At the center of the center, as it were, is a hypothetical painting by the 19th-century artist J.M.W. Turner, one in which he brings all his genius to bear. The title of this painting is “The Center of the World,” and it features an astonishingly sensual portrait of Helen of Troy and Paris, with whom Helen eloped. The picture is so scandalous to 19th-century mores that it’s hidden away and believed to have been burned, but it turns up in 2003, of all places in a barn in the Adirondacks. It’s a testament to Van Essen’s control that he makes this scenario plausible, for it turns out that Cornelius Rhinebeck, the owner of a neighboring estate, was a rich captain of industry who, in the early-20th century, amassed a collection of European art, some of it acquired through questionable channels. Henry Leiden, who finds the painting, desultorily heads a small foundation and feels his life, and especially his relationship with his wife, is at an impasse, but the painting exerts an almost otherworldly influence on him. Van Essen creates a complicated narrative structure involving Leiden, Charles Grant (who posed for Paris when Turner was engaged in the painting at Petworth, the estate of the Third Earl of Egremont), Mrs. Spencer (Egremont’s mistress and the model for Helen) and the mysterious Mr. Bryce, head of a firm that arranges art sales and an aesthete who desperately wants to track down the elusive Turner painting.
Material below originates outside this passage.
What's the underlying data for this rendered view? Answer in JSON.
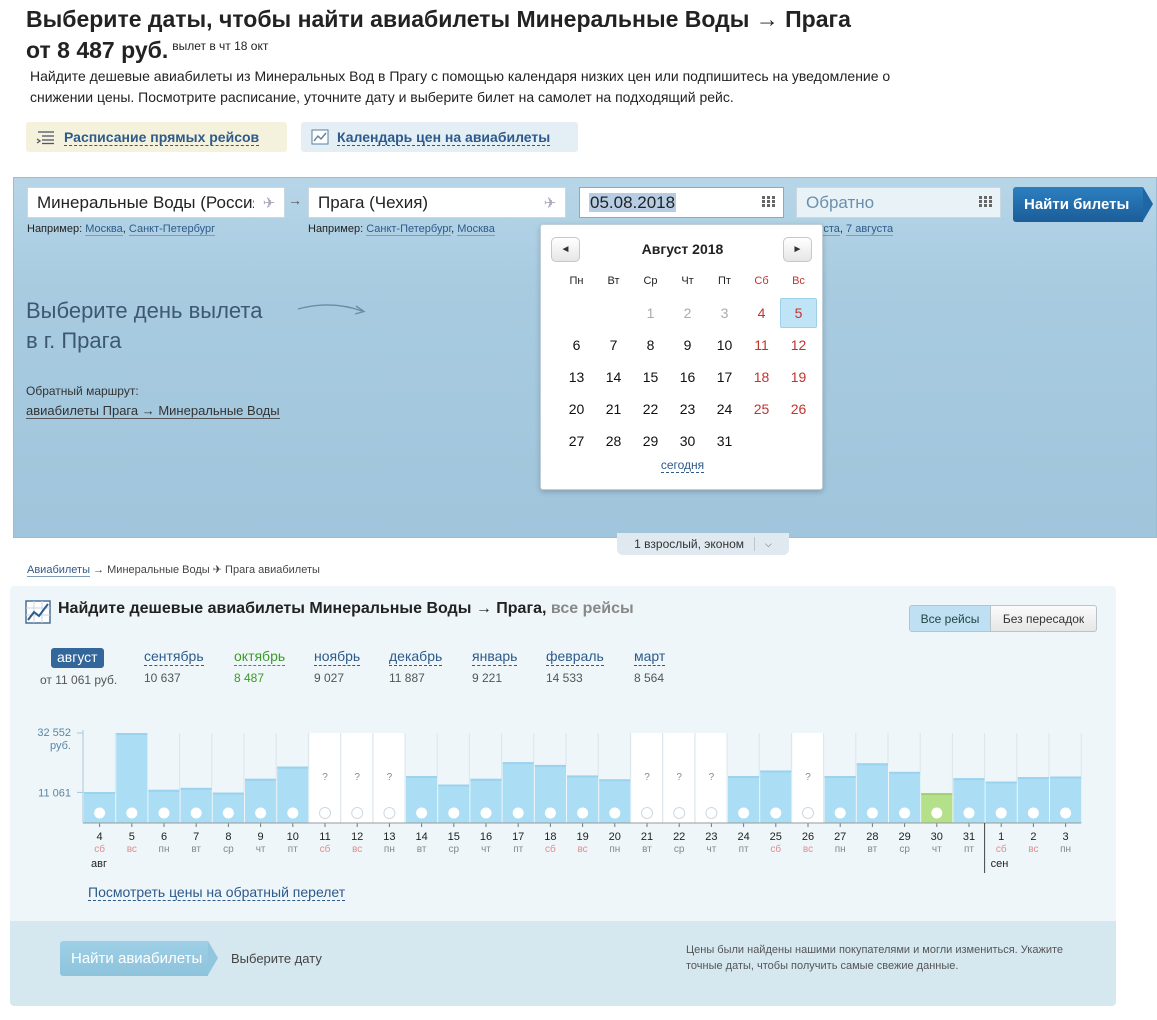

Actually, this masterpiece winds up turning everyone who comes in contact with it into an aesthete—and it also seems to have an almost miraculous power as an aphrodisiac.
Van Essen writes gracefully and makes accessible the issue of art as transcendence.